------ Given records

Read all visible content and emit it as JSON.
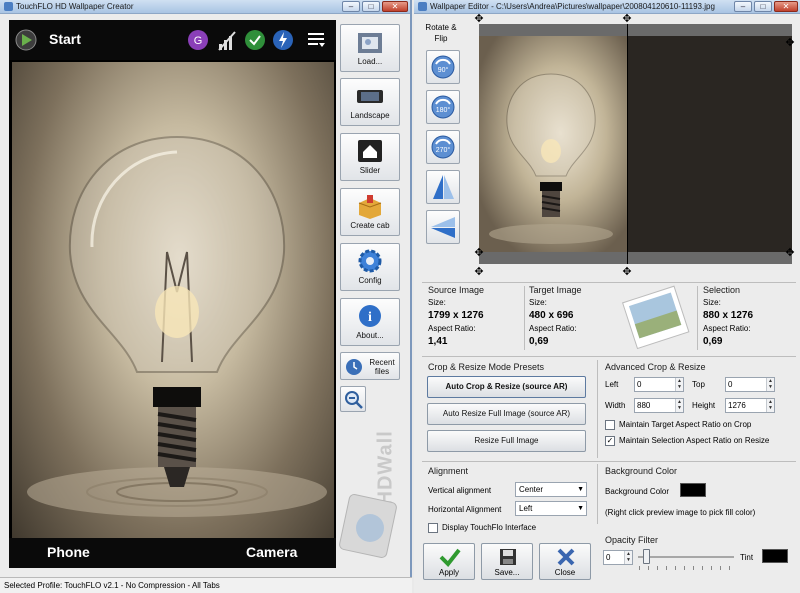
{
  "left_window": {
    "title": "TouchFLO HD Wallpaper Creator",
    "window_buttons": [
      "–",
      "□",
      "✕"
    ],
    "phone": {
      "start_label": "Start",
      "bottom_left": "Phone",
      "bottom_right": "Camera",
      "watermark": "HDWall"
    },
    "toolbar": {
      "load": "Load...",
      "landscape": "Landscape",
      "slider": "Slider",
      "create_cab": "Create cab",
      "config": "Config",
      "about": "About...",
      "recent_files": "Recent files"
    },
    "status_bar": "Selected Profile: TouchFLO v2.1 - No Compression - All Tabs"
  },
  "right_window": {
    "title": "Wallpaper Editor - C:\\Users\\Andrea\\Pictures\\wallpaper\\200804120610-11193.jpg",
    "window_buttons": [
      "–",
      "□",
      "✕"
    ],
    "rotate_flip": {
      "label": "Rotate & Flip",
      "buttons": [
        "90°",
        "180°",
        "270°",
        "",
        ""
      ]
    },
    "source_image": {
      "title": "Source Image",
      "size_label": "Size:",
      "size": "1799 x 1276",
      "ar_label": "Aspect Ratio:",
      "ar": "1,41"
    },
    "target_image": {
      "title": "Target Image",
      "size_label": "Size:",
      "size": "480 x 696",
      "ar_label": "Aspect Ratio:",
      "ar": "0,69"
    },
    "selection": {
      "title": "Selection",
      "size_label": "Size:",
      "size": "880 x 1276",
      "ar_label": "Aspect Ratio:",
      "ar": "0,69"
    },
    "presets": {
      "title": "Crop & Resize Mode Presets",
      "auto_crop": "Auto Crop & Resize (source AR)",
      "auto_resize": "Auto Resize Full Image (source AR)",
      "resize_full": "Resize Full Image"
    },
    "advanced": {
      "title": "Advanced Crop & Resize",
      "left_label": "Left",
      "left": "0",
      "top_label": "Top",
      "top": "0",
      "width_label": "Width",
      "width": "880",
      "height_label": "Height",
      "height": "1276",
      "maintain_target": "Maintain Target Aspect Ratio on Crop",
      "maintain_selection": "Maintain Selection Aspect Ratio on Resize"
    },
    "alignment": {
      "title": "Alignment",
      "vertical_label": "Vertical alignment",
      "vertical": "Center",
      "horizontal_label": "Horizontal Alignment",
      "horizontal": "Left",
      "display_touchflo": "Display TouchFlo Interface"
    },
    "background": {
      "title": "Background Color",
      "label": "Background Color",
      "hint": "(Right click preview image to pick fill color)",
      "color": "#000000"
    },
    "opacity": {
      "title": "Opacity Filter",
      "value": "0",
      "tint_label": "Tint",
      "tint_color": "#000000"
    },
    "actions": {
      "apply": "Apply",
      "save": "Save...",
      "close": "Close"
    }
  },
  "colors": {
    "titlebar": "#b6cde8",
    "panel": "#ececec",
    "apply_check": "#2f9a2f",
    "close_x": "#3a66b0"
  }
}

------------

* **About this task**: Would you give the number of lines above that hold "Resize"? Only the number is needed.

* **Result**: 6